When crimes happen abroad, differences between cultures, languages and laws can create serious problems. The agreed text aims to ensure that whatever the crime - mugging, robbery, assault, rape, harassment, hate crime, terrorist attack, or human trafficking - and wherever it is committed in the EU, all victims enjoy the same basic rights in criminal proceedings, are treated with respect and dignity, are protected from repeat crimes or further victimisation, and have access to victim support services, justice and compensation. Victims will also be entitled to have their particular needs assessed.

“This directive is a great achievement for victims throughout the EU. Individually assessing the victim's personal characteristics and the circumstances of the crime will help to ensure that all victims are treated according to their specific needs. This directive also takes account of victims of serious crimes such as terrorism, human trafficking and organised crime", said the civil liberties committee rapporteur, Teresa Jiménez-Becerril (EPP, ES).

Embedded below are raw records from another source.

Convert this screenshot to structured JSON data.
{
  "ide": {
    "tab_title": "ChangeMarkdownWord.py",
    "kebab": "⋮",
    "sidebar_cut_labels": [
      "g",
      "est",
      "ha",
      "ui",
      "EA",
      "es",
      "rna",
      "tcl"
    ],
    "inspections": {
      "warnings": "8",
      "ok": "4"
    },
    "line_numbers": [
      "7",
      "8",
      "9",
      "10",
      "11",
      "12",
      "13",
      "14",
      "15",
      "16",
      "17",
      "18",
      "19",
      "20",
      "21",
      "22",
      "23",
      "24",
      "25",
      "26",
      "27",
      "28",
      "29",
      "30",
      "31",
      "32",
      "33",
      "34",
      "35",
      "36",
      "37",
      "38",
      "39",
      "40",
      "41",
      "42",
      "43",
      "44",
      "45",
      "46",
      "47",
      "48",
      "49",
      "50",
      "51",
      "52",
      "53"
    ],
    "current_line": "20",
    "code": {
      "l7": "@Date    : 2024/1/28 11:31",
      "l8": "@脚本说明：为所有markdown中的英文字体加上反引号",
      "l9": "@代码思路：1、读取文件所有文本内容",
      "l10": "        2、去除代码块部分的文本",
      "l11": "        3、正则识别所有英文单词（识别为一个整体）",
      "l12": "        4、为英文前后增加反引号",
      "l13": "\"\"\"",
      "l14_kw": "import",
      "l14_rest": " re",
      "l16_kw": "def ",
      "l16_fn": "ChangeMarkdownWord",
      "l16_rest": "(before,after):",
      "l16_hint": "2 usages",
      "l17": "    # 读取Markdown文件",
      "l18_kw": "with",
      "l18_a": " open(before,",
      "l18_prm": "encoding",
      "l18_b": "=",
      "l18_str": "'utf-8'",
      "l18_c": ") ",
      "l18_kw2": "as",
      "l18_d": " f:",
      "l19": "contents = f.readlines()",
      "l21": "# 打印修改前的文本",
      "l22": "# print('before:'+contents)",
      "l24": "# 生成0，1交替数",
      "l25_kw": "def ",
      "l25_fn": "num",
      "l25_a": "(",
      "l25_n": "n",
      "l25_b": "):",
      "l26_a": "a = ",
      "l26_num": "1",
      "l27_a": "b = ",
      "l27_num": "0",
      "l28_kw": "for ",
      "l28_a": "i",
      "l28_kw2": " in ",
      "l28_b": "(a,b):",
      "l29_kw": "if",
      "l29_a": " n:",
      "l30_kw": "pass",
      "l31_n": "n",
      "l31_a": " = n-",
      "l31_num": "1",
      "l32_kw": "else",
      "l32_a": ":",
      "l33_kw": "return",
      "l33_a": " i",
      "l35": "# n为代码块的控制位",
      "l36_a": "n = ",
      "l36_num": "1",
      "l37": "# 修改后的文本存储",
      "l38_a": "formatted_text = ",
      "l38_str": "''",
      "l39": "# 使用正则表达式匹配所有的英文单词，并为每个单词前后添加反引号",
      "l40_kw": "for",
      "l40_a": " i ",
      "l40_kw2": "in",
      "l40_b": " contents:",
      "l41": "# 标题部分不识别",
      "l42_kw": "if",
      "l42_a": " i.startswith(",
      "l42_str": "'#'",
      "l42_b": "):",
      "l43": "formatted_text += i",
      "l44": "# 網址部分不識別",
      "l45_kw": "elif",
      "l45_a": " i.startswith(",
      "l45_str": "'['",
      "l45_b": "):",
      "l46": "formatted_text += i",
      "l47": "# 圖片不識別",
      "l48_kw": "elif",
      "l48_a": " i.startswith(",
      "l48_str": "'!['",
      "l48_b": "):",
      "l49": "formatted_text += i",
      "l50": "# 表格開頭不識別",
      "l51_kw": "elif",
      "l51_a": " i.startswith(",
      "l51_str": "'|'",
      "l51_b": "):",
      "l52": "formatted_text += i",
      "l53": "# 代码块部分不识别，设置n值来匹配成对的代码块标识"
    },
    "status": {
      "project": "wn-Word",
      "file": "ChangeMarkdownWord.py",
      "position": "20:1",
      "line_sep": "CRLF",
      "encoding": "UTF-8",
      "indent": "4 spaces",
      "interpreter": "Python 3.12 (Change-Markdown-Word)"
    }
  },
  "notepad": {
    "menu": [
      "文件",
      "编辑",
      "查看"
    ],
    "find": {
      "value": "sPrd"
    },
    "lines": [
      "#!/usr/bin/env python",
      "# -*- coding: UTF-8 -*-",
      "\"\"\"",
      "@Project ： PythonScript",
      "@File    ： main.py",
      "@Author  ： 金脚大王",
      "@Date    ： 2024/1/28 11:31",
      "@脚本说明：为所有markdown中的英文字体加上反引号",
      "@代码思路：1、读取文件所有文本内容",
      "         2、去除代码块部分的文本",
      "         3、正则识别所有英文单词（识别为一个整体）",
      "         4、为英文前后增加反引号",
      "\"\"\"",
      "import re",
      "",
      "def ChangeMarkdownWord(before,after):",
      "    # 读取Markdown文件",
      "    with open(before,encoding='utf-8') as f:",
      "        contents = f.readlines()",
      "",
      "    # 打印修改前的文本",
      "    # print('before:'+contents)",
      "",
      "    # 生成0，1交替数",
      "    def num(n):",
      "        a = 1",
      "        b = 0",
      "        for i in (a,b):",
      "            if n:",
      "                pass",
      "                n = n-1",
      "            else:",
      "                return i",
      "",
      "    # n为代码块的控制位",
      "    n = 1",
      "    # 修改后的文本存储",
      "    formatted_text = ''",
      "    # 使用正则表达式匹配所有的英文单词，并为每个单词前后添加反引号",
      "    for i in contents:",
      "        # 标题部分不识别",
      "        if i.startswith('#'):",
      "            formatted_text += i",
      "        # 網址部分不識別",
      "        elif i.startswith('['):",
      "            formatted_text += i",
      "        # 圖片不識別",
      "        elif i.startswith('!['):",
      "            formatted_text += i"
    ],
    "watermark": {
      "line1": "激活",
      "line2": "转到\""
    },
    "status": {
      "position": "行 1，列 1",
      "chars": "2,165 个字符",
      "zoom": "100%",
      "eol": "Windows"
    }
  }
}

The women’s rights committee rapporteur, Antonyia Parvanova (ALDE, BG), commented: "Responding adequately to victims' needs, irrespective of the crime suffered and regardless of where they come from, is a major change which will benefit both citizens and national judicial systems. With this directive, the EU is closing gaps in the protection of victims particularly exposed to secondary victimisation, such as children or victims of gender-based violence".

Individual assessment

At the request of MEPs, all victims will undergo an individual assessment of their specific needs at the earliest opportunity. Depending on personal characteristics, such as age, gender, race, religion or sexual orientation, the nature and the circumstances of the crime, any person could have specific protection needs, says the agreed text, adding that individual assessments should be carried out several times during criminal proceedings to take account of any changes in the victim's situation.

Support services

The agreement will oblige member states to ensure that victims and their family members have access to free-of-charge, easily accessible and confidential victim support services (for example, psychological support, trauma care or legal advice) from the moment the victim suffers harm, during and after the conclusion of the investigation and trial and regardless of where the crime took place. Specialist support services should also be set up for victims with specific needs, such as victims of gender-based violence or children, it adds.

Clear information and translation

Victims will have to be informed, from their first contact with a competent authority, of their rights as defined in the directive, either orally or in writing, in simple and accessible language and in a language that they understand.

Victims will also be able to report the crime and take an active part in the criminal proceedings (interviews and court hearings) in a language that they understand. Interpretation and translation services will be made available to this end.


Children's specific rights and needs will have to be taken into account in all cases and child victims will be given the opportunity to play an active role in criminal proceedings and to have their testimony taken into account.

Next steps

The agreed text will be voted in plenary on 12 September. The Council will also have to give its green light. Once the new rules are adopted, EU countries will have three years to transpose them into their national laws.

The directive was adopted by 79 votes to 1, with 1 abstention.


In the chair: Juan Fernando López Aguilar (S&D, ES), Mikael Gustafsson (GUE/NGL, SE)

Procedure: codecision (first-reading agreement)

Plenary vote: 12.09.2012